Work instructions: Look at the entries below and reproduce them exactly.

Dataset entries:
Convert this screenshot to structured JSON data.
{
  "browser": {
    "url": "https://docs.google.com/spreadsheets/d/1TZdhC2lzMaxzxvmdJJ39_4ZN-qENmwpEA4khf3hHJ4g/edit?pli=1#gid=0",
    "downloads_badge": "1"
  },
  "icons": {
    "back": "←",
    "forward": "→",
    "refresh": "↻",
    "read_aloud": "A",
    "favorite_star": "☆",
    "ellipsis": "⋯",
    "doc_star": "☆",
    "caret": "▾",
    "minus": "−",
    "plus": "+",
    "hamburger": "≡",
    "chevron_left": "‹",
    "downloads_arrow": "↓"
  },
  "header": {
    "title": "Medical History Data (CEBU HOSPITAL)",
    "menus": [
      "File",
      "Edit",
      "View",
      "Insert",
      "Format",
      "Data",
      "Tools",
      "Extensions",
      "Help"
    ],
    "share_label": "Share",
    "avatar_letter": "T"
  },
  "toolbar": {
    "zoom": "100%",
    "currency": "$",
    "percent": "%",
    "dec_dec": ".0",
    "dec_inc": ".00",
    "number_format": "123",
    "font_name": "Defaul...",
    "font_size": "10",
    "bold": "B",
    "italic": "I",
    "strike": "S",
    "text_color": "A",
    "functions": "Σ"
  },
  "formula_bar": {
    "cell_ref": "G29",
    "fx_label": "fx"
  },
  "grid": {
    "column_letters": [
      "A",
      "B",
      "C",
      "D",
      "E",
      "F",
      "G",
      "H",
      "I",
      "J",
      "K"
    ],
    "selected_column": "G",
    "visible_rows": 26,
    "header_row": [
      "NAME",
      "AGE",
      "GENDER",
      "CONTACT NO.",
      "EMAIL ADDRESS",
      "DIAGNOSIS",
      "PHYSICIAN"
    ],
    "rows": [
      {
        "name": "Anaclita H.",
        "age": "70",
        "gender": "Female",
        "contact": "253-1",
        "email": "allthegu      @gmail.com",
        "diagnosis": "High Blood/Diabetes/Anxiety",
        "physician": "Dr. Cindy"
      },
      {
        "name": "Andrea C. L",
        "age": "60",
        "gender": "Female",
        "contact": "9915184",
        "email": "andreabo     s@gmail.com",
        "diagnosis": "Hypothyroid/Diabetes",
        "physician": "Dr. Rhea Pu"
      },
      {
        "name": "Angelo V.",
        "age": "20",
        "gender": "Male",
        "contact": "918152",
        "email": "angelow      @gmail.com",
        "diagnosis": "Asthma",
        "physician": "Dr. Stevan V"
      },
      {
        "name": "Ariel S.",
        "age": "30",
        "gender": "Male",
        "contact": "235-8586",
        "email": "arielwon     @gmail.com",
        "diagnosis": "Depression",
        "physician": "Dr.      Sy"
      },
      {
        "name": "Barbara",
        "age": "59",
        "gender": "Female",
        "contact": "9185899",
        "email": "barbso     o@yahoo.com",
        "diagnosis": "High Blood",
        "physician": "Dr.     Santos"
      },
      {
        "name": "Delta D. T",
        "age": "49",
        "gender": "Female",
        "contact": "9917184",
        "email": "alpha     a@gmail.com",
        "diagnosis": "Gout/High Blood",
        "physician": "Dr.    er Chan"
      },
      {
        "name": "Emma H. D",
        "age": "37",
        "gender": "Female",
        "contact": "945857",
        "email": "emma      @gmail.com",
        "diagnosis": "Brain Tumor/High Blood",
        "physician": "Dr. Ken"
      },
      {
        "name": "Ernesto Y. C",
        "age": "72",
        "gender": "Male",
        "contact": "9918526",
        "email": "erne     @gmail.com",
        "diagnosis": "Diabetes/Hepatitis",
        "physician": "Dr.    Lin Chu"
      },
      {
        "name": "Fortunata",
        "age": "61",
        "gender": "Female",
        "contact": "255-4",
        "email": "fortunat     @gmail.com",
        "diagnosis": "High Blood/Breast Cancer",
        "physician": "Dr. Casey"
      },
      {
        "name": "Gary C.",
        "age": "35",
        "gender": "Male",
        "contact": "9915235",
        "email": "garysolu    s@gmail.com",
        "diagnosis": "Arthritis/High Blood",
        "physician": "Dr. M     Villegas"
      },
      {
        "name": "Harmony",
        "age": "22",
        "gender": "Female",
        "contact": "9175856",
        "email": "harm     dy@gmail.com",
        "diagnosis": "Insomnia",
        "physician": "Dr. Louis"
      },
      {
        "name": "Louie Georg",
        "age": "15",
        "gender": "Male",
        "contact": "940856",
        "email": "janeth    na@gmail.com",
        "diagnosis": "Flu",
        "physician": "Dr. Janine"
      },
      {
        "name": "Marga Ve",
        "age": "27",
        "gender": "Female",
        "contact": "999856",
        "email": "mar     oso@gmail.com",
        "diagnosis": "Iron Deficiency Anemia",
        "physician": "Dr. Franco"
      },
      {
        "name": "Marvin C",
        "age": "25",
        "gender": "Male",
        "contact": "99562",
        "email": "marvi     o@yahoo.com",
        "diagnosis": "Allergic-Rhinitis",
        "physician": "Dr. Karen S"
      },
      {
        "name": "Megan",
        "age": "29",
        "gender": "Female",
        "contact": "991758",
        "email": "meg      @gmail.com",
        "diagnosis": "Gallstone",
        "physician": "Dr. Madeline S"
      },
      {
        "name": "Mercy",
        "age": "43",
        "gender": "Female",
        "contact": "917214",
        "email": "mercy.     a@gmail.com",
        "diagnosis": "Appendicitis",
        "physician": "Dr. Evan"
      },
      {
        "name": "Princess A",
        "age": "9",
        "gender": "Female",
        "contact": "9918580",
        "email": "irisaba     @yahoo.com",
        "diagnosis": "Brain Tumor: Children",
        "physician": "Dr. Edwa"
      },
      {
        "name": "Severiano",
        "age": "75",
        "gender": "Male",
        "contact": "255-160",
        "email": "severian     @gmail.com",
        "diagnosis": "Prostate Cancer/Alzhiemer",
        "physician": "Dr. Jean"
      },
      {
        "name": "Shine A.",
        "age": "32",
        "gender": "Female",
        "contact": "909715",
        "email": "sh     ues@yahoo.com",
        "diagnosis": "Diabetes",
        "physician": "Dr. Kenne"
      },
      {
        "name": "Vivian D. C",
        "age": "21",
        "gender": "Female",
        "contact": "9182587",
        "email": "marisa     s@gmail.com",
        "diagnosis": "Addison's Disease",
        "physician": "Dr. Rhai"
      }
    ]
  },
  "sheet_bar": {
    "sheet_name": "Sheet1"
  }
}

Written response:
Convert this screenshot to structured JSON data.
{
  "browser": {
    "url": "https://docs.google.com/spreadsheets/d/1TZdhC2lzMaxzxvmdJJ39_4ZN-qENmwpEA4khf3hHJ4g/edit?pli=1#gid=0",
    "downloads_badge": "1"
  },
  "icons": {
    "back": "←",
    "forward": "→",
    "refresh": "↻",
    "read_aloud": "A",
    "favorite_star": "☆",
    "ellipsis": "⋯",
    "doc_star": "☆",
    "caret": "▾",
    "minus": "−",
    "plus": "+",
    "hamburger": "≡",
    "chevron_left": "‹",
    "downloads_arrow": "↓"
  },
  "header": {
    "title": "Medical History Data (CEBU HOSPITAL)",
    "menus": [
      "File",
      "Edit",
      "View",
      "Insert",
      "Format",
      "Data",
      "Tools",
      "Extensions",
      "Help"
    ],
    "share_label": "Share",
    "avatar_letter": "T"
  },
  "toolbar": {
    "zoom": "100%",
    "currency": "$",
    "percent": "%",
    "dec_dec": ".0",
    "dec_inc": ".00",
    "number_format": "123",
    "font_name": "Defaul...",
    "font_size": "10",
    "bold": "B",
    "italic": "I",
    "strike": "S",
    "text_color": "A",
    "functions": "Σ"
  },
  "formula_bar": {
    "cell_ref": "G29",
    "fx_label": "fx"
  },
  "grid": {
    "column_letters": [
      "A",
      "B",
      "C",
      "D",
      "E",
      "F",
      "G",
      "H",
      "I",
      "J",
      "K"
    ],
    "selected_column": "G",
    "visible_rows": 26,
    "header_row": [
      "NAME",
      "AGE",
      "GENDER",
      "CONTACT NO.",
      "EMAIL ADDRESS",
      "DIAGNOSIS",
      "PHYSICIAN"
    ],
    "rows": [
      {
        "name": "Anaclita H.",
        "age": "70",
        "gender": "Female",
        "contact": "253-1",
        "email": "allthegu      @gmail.com",
        "diagnosis": "High Blood/Diabetes/Anxiety",
        "physician": "Dr. Cindy"
      },
      {
        "name": "Andrea C. L",
        "age": "60",
        "gender": "Female",
        "contact": "9915184",
        "email": "andreabo     s@gmail.com",
        "diagnosis": "Hypothyroid/Diabetes",
        "physician": "Dr. Rhea Pu"
      },
      {
        "name": "Angelo V.",
        "age": "20",
        "gender": "Male",
        "contact": "918152",
        "email": "angelow      @gmail.com",
        "diagnosis": "Asthma",
        "physician": "Dr. Stevan V"
      },
      {
        "name": "Ariel S.",
        "age": "30",
        "gender": "Male",
        "contact": "235-8586",
        "email": "arielwon     @gmail.com",
        "diagnosis": "Depression",
        "physician": "Dr.      Sy"
      },
      {
        "name": "Barbara",
        "age": "59",
        "gender": "Female",
        "contact": "9185899",
        "email": "barbso     o@yahoo.com",
        "diagnosis": "High Blood",
        "physician": "Dr.     Santos"
      },
      {
        "name": "Delta D. T",
        "age": "49",
        "gender": "Female",
        "contact": "9917184",
        "email": "alpha     a@gmail.com",
        "diagnosis": "Gout/High Blood",
        "physician": "Dr.    er Chan"
      },
      {
        "name": "Emma H. D",
        "age": "37",
        "gender": "Female",
        "contact": "945857",
        "email": "emma      @gmail.com",
        "diagnosis": "Brain Tumor/High Blood",
        "physician": "Dr. Ken"
      },
      {
        "name": "Ernesto Y. C",
        "age": "72",
        "gender": "Male",
        "contact": "9918526",
        "email": "erne     @gmail.com",
        "diagnosis": "Diabetes/Hepatitis",
        "physician": "Dr.    Lin Chu"
      },
      {
        "name": "Fortunata",
        "age": "61",
        "gender": "Female",
        "contact": "255-4",
        "email": "fortunat     @gmail.com",
        "diagnosis": "High Blood/Breast Cancer",
        "physician": "Dr. Casey"
      },
      {
        "name": "Gary C.",
        "age": "35",
        "gender": "Male",
        "contact": "9915235",
        "email": "garysolu    s@gmail.com",
        "diagnosis": "Arthritis/High Blood",
        "physician": "Dr. M     Villegas"
      },
      {
        "name": "Harmony",
        "age": "22",
        "gender": "Female",
        "contact": "9175856",
        "email": "harm     dy@gmail.com",
        "diagnosis": "Insomnia",
        "physician": "Dr. Louis"
      },
      {
        "name": "Louie Georg",
        "age": "15",
        "gender": "Male",
        "contact": "940856",
        "email": "janeth    na@gmail.com",
        "diagnosis": "Flu",
        "physician": "Dr. Janine"
      },
      {
        "name": "Marga Ve",
        "age": "27",
        "gender": "Female",
        "contact": "999856",
        "email": "mar     oso@gmail.com",
        "diagnosis": "Iron Deficiency Anemia",
        "physician": "Dr. Franco"
      },
      {
        "name": "Marvin C",
        "age": "25",
        "gender": "Male",
        "contact": "99562",
        "email": "marvi     o@yahoo.com",
        "diagnosis": "Allergic-Rhinitis",
        "physician": "Dr. Karen S"
      },
      {
        "name": "Megan",
        "age": "29",
        "gender": "Female",
        "contact": "991758",
        "email": "meg      @gmail.com",
        "diagnosis": "Gallstone",
        "physician": "Dr. Madeline S"
      },
      {
        "name": "Mercy",
        "age": "43",
        "gender": "Female",
        "contact": "917214",
        "email": "mercy.     a@gmail.com",
        "diagnosis": "Appendicitis",
        "physician": "Dr. Evan"
      },
      {
        "name": "Princess A",
        "age": "9",
        "gender": "Female",
        "contact": "9918580",
        "email": "irisaba     @yahoo.com",
        "diagnosis": "Brain Tumor: Children",
        "physician": "Dr. Edwa"
      },
      {
        "name": "Severiano",
        "age": "75",
        "gender": "Male",
        "contact": "255-160",
        "email": "severian     @gmail.com",
        "diagnosis": "Prostate Cancer/Alzhiemer",
        "physician": "Dr. Jean"
      },
      {
        "name": "Shine A.",
        "age": "32",
        "gender": "Female",
        "contact": "909715",
        "email": "sh     ues@yahoo.com",
        "diagnosis": "Diabetes",
        "physician": "Dr. Kenne"
      },
      {
        "name": "Vivian D. C",
        "age": "21",
        "gender": "Female",
        "contact": "9182587",
        "email": "marisa     s@gmail.com",
        "diagnosis": "Addison's Disease",
        "physician": "Dr. Rhai"
      }
    ]
  },
  "sheet_bar": {
    "sheet_name": "Sheet1"
  }
}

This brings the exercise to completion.